And for the families of Korean war soldiers whose remains have been kept for 65 years, good news:

Trump said during the news conference that the remains of Americans who died during the Korean War will also be brought home.  He said it was a last minute deal and expected more than 6,000 Americans' remains to be brought back to the U.S.

The death of young Mr. Warmbier was not a tragedy.  It was state-sponsored murder.  The attitude of the North Korean government toward Americans almost certainly gave license to prison guards to brutally mistreat U.S. citizens. 

Would a change in that attitude lead to better treatment for Americans at the hands of the North Koreans?  We have citizens incarcerated in countries all over the world – some for good cause, others not.  The standard of treatment for them varies a lot, but there are few countries where the state encourages mistreatment of Americans. 

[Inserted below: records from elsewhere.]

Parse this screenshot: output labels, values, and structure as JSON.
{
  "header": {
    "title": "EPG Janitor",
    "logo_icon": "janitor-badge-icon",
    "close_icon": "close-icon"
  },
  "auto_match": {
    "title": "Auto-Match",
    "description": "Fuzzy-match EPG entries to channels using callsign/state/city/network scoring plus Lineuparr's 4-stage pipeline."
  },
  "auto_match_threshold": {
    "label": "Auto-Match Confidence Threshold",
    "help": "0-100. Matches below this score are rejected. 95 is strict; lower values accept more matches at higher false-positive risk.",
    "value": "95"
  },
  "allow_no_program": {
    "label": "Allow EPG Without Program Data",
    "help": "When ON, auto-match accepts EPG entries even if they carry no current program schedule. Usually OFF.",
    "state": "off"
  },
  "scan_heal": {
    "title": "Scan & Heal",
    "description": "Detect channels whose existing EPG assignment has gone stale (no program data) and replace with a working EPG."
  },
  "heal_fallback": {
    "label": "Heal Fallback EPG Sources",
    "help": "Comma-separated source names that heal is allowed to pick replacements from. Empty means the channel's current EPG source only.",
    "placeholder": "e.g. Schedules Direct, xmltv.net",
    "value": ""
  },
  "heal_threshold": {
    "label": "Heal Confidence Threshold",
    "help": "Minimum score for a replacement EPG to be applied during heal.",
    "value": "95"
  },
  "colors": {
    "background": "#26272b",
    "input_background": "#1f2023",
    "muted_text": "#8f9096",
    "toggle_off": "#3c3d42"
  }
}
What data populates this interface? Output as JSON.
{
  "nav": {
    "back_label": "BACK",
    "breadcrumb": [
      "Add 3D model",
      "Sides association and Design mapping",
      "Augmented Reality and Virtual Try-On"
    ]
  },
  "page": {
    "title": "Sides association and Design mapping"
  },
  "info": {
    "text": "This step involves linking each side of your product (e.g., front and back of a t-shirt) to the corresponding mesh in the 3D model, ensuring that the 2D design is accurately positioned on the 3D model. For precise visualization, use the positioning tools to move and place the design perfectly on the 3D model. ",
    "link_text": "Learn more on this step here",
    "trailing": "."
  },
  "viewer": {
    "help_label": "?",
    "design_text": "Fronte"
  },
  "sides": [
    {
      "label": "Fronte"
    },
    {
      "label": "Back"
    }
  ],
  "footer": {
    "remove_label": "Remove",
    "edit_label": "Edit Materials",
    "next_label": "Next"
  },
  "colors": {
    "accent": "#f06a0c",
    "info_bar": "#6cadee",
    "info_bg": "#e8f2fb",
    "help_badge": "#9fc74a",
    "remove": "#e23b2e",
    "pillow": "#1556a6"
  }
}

The point is, better relations with the North could very well mean that those Americans unfortunate enough to be imprisoned will fare better than Otto Warmbier.  Trumped up charges of espionage notwithstanding, the practice of taking Americans prisoner and holding them as hostages may become a rarity.

There are going to be other Americans taken prisoner by North Korea in the future.  The president and the U.S. government should take careful note of whether treatment of them while in captivity improves or not.

Otto Warmbier, the 22-year-old Virginia college student who died upon his return home from a stint in a North Korean prison, was recognized by Donald Trump as the catalyst that brought about the summit between North Korean leader Kim Jong-un and the president.

Fox News:

President Trump said Tuesday after his historic summit with North Korea dictator Kim Jong Un that the meeting between the two leaders may not have happened if not for the death of Otto Warmbier.

Warmbier, 22, was a student at the University of Virginia when he was arrested in North Korea in January 2016 for allegedly stealing a propaganda poster.  He was sentenced to 15 years in prison and fell into a coma while incarcerated.  He was brought back to the U.S. in June 2017 only to die a few days later.

"Otto did not die in vain," Trump said as he discussed North Korea's human rights record.

Trump's comments on Warmbier came after Vice President Mike Pence reassured the Ohio man's father when he spoke to him ahead of the Singapore summit.

"Today I assured his dad, as the president said two days ago, their beloved son, Otto Warmbier, will not have died in vain," Pence said.

The vice president commended Trump on his success thus far with North Korea, speaking of that country's participation in the Winter Olympics, the suspension of all ballistic missile testing and, recently, the release of three American hostages.

Clearly, the death of Warmbier affected Trump in an emotional way.  It highlighted the necessity of having better relations with North Korea – if not friendly, at least a lot less antagonistic. 

And for the families of Korean war soldiers whose remains have been kept for 65 years, good news:

Trump said during the news conference that the remains of Americans who died during the Korean War will also be brought home.  He said it was a last minute deal and expected more than 6,000 Americans' remains to be brought back to the U.S.

The death of young Mr. Warmbier was not a tragedy.  It was state-sponsored murder.  The attitude of the North Korean government toward Americans almost certainly gave license to prison guards to brutally mistreat U.S. citizens. 

Would a change in that attitude lead to better treatment for Americans at the hands of the North Koreans?  We have citizens incarcerated in countries all over the world – some for good cause, others not.  The standard of treatment for them varies a lot, but there are few countries where the state encourages mistreatment of Americans. 

The point is, better relations with the North could very well mean that those Americans unfortunate enough to be imprisoned will fare better than Otto Warmbier.  Trumped up charges of espionage notwithstanding, the practice of taking Americans prisoner and holding them as hostages may become a rarity.

There are going to be other Americans taken prisoner by North Korea in the future.  The president and the U.S. government should take careful note of whether treatment of them while in captivity improves or not.